## Task item
Each line below that contains the word "fields" must be copied.

## Stored data

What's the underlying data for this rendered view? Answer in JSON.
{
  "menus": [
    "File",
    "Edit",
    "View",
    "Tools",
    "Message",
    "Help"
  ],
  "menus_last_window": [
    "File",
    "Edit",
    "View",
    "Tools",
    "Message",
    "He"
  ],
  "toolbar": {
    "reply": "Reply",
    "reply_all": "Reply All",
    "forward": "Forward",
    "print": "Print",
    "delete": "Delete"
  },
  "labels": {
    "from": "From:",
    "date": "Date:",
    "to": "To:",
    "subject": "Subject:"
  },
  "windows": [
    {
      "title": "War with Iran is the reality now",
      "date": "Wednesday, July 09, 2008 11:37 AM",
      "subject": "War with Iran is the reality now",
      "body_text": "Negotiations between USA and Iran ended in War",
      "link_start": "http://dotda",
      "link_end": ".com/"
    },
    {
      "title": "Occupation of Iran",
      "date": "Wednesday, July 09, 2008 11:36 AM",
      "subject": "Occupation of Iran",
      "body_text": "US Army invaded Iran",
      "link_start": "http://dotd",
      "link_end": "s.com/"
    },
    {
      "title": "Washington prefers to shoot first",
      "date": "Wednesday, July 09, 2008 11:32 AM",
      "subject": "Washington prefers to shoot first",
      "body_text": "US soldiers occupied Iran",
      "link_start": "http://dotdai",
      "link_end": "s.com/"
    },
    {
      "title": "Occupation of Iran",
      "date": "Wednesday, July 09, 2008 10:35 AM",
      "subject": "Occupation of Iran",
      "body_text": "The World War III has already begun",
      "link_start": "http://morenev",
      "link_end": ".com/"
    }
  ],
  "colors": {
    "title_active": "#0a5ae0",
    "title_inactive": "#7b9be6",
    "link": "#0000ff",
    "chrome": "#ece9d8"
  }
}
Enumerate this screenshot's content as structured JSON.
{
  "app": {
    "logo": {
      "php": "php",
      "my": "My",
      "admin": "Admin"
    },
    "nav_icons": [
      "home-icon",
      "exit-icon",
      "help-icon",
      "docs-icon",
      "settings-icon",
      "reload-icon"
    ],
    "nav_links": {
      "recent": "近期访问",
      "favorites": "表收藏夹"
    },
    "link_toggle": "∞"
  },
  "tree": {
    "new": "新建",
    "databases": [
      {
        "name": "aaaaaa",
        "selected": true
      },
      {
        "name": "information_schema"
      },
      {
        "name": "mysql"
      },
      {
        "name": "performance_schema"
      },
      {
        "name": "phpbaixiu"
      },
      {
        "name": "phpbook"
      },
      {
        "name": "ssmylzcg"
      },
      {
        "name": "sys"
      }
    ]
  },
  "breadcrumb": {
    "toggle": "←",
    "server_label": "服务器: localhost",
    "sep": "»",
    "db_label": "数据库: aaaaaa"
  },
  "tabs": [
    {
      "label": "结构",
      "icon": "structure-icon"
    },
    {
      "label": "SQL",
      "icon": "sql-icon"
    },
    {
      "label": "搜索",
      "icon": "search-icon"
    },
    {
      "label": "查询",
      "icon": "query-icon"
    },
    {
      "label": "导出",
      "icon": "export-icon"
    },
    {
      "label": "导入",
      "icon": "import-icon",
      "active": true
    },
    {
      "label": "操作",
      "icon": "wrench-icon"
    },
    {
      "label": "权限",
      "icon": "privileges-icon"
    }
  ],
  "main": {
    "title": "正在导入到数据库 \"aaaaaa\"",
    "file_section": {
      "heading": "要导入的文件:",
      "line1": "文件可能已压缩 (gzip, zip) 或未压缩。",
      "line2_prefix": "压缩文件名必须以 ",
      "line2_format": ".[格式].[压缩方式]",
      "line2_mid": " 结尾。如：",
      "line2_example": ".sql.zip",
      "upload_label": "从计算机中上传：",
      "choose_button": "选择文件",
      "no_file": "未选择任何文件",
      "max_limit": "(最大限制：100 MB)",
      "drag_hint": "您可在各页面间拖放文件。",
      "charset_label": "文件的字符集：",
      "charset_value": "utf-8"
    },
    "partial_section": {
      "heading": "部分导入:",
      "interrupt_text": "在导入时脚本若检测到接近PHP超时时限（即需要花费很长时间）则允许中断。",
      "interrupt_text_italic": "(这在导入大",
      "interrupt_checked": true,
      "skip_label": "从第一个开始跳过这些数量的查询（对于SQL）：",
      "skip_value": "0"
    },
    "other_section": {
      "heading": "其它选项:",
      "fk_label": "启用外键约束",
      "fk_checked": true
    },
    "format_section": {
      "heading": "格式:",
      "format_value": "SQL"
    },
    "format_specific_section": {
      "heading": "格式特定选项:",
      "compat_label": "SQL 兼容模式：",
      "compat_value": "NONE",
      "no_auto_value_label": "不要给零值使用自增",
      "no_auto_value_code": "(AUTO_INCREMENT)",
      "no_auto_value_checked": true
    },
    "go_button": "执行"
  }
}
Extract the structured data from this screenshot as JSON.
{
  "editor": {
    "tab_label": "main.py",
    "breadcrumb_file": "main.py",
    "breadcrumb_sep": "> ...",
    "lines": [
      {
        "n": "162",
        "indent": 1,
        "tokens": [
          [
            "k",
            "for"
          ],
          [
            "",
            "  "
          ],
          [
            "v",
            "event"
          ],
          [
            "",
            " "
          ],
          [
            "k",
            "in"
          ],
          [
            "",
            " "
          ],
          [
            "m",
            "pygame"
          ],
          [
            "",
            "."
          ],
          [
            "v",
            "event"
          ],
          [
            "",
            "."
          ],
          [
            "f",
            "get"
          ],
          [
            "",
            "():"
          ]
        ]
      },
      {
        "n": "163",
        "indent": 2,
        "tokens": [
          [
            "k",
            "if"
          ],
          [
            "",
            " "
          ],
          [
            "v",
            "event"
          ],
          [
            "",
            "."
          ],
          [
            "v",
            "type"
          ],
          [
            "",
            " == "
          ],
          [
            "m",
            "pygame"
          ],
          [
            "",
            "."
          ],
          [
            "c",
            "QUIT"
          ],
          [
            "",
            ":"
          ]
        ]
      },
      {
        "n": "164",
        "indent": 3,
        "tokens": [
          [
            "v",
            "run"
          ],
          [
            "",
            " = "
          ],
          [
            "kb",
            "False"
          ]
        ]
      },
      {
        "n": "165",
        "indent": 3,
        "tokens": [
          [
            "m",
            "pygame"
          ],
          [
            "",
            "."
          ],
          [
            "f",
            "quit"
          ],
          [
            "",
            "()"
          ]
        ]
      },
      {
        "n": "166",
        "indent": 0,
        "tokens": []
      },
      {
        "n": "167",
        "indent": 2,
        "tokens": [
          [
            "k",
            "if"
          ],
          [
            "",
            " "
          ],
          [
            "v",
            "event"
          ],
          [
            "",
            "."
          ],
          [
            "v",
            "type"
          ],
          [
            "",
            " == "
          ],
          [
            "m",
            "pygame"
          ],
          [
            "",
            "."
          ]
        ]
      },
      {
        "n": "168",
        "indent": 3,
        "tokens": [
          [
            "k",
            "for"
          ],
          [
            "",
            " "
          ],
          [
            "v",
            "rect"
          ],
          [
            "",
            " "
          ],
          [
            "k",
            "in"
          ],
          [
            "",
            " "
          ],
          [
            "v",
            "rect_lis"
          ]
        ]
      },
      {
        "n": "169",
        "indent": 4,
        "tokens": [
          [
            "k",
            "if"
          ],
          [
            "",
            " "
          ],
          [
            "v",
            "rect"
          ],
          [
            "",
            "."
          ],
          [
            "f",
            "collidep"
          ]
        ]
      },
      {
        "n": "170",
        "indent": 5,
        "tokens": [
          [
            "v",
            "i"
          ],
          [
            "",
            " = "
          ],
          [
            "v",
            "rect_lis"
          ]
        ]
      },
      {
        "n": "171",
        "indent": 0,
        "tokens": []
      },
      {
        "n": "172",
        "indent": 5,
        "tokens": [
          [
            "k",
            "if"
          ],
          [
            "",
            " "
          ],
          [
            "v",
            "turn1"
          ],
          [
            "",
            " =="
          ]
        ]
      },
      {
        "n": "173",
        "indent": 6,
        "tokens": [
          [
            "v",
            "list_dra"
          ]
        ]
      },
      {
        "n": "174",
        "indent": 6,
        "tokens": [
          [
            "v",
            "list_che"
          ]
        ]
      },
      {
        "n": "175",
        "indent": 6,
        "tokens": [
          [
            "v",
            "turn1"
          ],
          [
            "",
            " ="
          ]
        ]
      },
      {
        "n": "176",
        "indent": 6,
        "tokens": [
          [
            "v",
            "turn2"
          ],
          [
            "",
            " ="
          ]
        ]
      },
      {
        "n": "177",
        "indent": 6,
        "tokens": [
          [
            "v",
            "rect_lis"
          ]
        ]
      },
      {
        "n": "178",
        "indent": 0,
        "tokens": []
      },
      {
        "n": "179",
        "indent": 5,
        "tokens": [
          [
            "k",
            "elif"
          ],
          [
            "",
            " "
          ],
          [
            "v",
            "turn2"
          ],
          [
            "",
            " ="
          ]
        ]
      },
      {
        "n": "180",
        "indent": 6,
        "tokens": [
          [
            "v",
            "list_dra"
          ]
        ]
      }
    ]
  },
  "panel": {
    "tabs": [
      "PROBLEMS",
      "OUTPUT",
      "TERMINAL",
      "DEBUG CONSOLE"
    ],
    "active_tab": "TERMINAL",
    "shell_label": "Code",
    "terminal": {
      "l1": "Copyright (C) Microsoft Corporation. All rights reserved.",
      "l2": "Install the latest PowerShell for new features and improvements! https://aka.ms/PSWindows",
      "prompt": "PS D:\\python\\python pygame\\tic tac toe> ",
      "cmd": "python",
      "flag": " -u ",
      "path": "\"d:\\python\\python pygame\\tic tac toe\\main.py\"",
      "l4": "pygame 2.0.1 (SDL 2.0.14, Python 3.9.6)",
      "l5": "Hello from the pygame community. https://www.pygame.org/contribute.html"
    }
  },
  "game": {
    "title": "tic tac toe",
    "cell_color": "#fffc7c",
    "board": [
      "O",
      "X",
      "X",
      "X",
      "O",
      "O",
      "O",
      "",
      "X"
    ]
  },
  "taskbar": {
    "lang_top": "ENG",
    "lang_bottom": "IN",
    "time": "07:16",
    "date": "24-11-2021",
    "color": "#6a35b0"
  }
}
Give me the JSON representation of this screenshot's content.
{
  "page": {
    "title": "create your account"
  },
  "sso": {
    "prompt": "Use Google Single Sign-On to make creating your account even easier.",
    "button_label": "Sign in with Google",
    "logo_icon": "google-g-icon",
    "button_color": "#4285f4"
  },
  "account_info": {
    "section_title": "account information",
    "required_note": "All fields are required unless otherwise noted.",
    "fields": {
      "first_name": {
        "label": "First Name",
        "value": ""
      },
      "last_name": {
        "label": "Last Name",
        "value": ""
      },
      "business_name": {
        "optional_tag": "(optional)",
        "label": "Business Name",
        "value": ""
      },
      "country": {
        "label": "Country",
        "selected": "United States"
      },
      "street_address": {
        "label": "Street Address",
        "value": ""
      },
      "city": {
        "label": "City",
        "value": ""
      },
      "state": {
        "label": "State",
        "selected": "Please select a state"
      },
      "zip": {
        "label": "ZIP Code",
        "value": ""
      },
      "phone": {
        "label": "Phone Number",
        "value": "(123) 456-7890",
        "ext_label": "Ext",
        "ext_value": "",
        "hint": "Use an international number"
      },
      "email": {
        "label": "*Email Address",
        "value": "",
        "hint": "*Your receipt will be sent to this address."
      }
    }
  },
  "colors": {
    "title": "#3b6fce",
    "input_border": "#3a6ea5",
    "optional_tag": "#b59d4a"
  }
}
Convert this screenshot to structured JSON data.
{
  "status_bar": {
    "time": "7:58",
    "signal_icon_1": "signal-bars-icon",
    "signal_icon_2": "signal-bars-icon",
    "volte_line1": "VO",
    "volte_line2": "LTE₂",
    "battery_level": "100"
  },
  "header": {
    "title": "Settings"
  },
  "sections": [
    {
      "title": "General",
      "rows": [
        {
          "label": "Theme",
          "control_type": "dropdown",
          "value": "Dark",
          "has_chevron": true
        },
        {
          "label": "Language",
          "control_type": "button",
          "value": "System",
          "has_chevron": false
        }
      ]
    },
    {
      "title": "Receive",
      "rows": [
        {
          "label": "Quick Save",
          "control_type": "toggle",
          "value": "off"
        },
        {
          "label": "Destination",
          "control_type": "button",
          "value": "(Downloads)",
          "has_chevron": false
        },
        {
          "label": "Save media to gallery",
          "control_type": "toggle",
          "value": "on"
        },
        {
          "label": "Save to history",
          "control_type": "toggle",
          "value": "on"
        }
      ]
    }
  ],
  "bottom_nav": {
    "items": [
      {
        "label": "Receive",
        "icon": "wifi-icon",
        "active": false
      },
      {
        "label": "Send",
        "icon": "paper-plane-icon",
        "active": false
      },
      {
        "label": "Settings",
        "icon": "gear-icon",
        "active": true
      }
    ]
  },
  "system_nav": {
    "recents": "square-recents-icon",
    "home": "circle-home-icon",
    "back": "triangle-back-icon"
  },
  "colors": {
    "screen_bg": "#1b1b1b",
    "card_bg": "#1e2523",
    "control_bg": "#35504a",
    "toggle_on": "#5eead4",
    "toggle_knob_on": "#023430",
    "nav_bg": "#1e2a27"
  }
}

## Response for this exercise
    "required_note": "All fields are required unless otherwise noted.",
    "fields": {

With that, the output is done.